This book chronicles Theroux’s attempt to reunite with his subjects years later. Each chapter focuses on a different interviewee with whom Theroux attempts to reconnect. In the process, he revisits the subcultures and its colorful characters in a (mostly) respectful and humanizing way. (I never watched the BBC program, but from the way it’s described, it sounds judgmental toward these subcultures, and possibly poked fun at some of the more delusional groups, like UFO believers/abductees and paranoid anti-government separatists.)
Some of the chapters seemed pointless in light of the fact that what’s weird to Theroux is pretty normal to us Americans – like strippers and rappers and so on. But most of the chapters do provide an engaging inside look at some of the more reclusive and derided groups. Most interesting to me were the mountain-living government separatists, the white power groups, and the followers of a sleazy televangelist. The most fascinating, if repulsive, subjects were Prussian Blue – a tweenie girl pop duo who sing about white power and race wars, and their certifiably psychotic mother/manager.
There are some issues with the book – for one, it reads a little like a biographic travelogue and is often more about Theroux and his attempts at making contacts than about the history and sociology of the groups themselves. This is not a deeply analytical book. But the main problem is that the narrative is chronologically confusing: because Theroux talks about his first go-round with BBC in tandem with his “reunion tour,” the events become muddled and it’s hard to tell if he’s talking about the past or present.

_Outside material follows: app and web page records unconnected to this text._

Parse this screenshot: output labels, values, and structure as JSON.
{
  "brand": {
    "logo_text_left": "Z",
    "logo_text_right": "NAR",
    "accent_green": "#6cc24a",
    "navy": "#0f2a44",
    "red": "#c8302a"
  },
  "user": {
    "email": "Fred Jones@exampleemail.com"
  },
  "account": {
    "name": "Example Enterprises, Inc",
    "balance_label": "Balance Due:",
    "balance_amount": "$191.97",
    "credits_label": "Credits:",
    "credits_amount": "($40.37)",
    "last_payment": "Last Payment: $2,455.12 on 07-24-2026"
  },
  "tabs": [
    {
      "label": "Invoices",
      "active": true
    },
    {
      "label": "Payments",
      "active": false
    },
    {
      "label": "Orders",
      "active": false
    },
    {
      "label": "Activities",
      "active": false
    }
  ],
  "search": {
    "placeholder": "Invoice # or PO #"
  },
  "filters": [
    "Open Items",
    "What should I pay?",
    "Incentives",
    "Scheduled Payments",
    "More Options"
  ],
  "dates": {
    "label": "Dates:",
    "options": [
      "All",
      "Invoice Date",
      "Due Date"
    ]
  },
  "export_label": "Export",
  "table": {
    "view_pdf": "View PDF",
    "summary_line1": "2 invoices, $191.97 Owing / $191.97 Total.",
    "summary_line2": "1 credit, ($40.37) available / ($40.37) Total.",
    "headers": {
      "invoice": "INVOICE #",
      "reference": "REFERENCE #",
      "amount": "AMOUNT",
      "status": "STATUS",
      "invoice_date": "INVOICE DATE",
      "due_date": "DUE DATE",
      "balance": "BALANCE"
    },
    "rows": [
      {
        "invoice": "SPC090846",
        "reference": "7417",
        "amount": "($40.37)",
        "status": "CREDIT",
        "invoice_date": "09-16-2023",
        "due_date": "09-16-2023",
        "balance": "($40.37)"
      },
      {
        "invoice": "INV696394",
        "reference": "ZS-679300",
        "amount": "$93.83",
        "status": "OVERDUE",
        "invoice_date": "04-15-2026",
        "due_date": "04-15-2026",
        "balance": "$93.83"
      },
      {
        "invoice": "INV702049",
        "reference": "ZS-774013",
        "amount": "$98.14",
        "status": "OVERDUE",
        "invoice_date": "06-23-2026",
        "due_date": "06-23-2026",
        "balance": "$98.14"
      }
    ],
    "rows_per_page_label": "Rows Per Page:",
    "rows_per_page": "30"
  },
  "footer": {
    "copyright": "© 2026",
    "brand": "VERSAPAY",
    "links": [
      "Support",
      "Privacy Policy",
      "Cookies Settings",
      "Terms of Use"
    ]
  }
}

The book also sometimes dips into exploitation – especially when he pushes hard to reconnect with people who felt humiliated by his BBC show and wish to regain or preserve their privacy. Theroux, acting wide-eyed and naive, doggedly pursues his where-are-they-now, occasionally going to great lengths to disturb people’s private (and often changed) lives.
But that’s only occasionally. For the most part, Theroux maintains respectful empathy while also relating his journey in an amusing and engaging manner. Call of the Weird isn’t deep but it’s a good combination of breezy and insightful – and it’s insightful not only about “weird” American subcultures, but also in revealing an outsider’s perception of them.